**EXERCISE BRIEF:** Your answer should consist of the lines in the data below that contain "single".

**DATA FOR ANALYSIS:**
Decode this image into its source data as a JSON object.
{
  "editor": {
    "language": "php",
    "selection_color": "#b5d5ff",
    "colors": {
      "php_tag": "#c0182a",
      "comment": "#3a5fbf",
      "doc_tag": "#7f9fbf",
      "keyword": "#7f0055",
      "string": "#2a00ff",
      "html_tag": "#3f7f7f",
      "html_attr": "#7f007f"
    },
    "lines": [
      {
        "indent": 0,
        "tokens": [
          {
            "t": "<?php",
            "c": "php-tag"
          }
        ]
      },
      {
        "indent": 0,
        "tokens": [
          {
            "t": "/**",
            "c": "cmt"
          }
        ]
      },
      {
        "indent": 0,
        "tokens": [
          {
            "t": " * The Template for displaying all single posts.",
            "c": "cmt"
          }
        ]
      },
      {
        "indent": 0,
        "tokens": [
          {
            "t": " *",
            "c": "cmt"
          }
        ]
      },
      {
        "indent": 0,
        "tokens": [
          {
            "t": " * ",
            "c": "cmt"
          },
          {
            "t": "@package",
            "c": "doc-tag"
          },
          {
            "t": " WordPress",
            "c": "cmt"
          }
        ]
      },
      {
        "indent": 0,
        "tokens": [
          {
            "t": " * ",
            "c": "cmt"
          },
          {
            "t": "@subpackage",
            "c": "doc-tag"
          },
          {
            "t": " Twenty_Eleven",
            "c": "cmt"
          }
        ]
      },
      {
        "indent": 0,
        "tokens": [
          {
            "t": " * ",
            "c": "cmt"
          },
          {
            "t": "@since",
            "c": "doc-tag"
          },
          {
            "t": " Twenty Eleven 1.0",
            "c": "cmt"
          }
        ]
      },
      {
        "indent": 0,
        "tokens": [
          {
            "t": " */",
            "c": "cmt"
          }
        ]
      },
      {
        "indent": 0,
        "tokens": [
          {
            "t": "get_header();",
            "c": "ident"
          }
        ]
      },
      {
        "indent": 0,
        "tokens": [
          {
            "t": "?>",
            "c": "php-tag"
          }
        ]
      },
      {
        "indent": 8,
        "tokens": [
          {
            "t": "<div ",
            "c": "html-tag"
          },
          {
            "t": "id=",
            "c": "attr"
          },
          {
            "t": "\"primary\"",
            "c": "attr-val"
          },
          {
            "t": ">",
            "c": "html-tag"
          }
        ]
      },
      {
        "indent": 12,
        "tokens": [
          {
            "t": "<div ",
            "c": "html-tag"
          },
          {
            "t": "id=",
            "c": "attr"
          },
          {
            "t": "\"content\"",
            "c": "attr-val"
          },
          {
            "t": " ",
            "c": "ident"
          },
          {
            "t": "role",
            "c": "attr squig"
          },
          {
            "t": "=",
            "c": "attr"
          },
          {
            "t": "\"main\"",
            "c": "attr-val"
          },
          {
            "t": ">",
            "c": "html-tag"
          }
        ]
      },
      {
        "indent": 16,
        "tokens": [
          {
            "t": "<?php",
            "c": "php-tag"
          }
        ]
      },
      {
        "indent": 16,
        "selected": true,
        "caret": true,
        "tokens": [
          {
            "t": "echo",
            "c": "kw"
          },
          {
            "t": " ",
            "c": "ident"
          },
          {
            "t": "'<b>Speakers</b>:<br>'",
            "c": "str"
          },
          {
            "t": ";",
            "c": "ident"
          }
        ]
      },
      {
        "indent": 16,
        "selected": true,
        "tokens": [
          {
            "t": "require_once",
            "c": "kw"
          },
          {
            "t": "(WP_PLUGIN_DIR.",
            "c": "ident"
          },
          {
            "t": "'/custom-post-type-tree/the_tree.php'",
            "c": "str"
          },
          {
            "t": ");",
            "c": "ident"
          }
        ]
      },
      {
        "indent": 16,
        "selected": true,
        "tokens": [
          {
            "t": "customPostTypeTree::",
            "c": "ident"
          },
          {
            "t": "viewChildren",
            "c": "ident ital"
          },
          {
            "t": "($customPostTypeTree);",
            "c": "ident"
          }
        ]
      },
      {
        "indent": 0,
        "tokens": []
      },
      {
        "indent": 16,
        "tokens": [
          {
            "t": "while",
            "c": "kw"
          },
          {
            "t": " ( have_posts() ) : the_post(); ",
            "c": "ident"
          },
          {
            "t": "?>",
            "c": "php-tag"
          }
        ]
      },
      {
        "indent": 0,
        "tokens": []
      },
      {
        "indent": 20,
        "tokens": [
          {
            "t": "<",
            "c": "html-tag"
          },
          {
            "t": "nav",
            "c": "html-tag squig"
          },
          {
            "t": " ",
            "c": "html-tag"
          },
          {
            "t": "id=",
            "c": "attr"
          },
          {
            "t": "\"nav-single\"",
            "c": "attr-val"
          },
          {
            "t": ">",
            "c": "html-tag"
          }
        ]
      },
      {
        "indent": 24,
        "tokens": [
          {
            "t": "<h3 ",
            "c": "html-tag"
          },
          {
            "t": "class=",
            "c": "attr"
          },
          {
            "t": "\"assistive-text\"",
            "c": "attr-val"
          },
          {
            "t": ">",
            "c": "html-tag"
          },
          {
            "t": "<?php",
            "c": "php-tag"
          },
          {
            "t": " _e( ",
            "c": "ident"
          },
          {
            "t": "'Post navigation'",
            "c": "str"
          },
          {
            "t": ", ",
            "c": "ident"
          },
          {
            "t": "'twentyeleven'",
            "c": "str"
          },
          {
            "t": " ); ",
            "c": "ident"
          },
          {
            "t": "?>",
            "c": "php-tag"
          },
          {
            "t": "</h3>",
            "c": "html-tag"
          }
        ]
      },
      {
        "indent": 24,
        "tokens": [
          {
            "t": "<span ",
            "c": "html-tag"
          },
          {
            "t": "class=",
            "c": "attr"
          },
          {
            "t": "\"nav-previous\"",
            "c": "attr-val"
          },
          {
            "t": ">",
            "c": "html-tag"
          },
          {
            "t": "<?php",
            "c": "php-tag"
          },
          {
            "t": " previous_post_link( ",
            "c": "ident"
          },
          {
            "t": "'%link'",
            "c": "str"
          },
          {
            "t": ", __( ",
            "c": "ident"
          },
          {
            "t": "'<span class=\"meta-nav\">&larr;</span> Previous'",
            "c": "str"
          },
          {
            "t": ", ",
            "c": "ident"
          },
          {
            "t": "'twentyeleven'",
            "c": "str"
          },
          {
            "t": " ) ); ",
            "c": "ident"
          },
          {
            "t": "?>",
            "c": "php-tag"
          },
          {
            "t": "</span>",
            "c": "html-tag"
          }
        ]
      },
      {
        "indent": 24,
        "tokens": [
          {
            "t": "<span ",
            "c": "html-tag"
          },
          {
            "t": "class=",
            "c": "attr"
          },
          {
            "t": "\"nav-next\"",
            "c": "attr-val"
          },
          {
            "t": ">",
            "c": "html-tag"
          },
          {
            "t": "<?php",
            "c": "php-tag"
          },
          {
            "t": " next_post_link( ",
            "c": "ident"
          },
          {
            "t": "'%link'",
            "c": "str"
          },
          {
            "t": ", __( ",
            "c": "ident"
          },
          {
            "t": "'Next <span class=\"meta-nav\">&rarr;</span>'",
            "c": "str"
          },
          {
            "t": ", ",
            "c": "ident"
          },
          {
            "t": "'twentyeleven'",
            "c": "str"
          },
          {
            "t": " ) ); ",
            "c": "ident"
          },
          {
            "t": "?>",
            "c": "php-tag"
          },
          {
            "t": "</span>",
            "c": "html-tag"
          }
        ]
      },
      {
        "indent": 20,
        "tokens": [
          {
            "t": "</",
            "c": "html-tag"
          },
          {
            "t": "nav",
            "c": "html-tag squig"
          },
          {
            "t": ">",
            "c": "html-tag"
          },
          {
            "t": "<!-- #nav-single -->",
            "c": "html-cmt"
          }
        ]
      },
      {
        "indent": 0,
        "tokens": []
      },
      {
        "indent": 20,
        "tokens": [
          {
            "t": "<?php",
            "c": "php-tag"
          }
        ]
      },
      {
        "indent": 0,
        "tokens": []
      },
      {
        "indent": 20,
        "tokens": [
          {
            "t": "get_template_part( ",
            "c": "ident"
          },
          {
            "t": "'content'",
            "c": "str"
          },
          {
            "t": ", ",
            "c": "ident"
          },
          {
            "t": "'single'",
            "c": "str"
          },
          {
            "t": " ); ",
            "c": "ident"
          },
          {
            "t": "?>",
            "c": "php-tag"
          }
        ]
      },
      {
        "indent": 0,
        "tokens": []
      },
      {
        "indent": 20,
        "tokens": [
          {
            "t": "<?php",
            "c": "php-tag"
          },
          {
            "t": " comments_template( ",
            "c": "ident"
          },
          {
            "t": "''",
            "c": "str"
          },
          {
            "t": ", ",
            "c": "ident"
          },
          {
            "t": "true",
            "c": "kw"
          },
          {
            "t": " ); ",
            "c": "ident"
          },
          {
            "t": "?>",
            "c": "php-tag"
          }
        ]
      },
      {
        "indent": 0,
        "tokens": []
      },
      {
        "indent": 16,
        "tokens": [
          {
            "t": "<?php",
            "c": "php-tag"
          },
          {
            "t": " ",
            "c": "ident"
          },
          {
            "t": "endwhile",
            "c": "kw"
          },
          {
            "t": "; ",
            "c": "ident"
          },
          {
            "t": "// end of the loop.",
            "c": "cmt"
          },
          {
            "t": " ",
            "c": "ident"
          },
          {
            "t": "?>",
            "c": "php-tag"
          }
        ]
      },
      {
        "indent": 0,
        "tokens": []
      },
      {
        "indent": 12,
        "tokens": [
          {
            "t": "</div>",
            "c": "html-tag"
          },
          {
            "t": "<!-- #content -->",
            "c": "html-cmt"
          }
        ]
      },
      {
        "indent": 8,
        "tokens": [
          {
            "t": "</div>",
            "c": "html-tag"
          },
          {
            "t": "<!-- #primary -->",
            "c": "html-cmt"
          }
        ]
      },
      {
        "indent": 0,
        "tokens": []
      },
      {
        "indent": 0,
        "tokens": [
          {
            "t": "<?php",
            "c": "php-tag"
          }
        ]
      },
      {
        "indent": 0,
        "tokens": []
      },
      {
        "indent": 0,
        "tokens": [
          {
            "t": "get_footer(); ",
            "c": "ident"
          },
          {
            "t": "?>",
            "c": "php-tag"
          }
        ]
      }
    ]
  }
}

**YOUR SOLUTION:**
            "t": " * The Template for displaying all single posts.",
            "t": "\"nav-single\"",
            "t": "<!-- #nav-single -->",
            "t": "'single'",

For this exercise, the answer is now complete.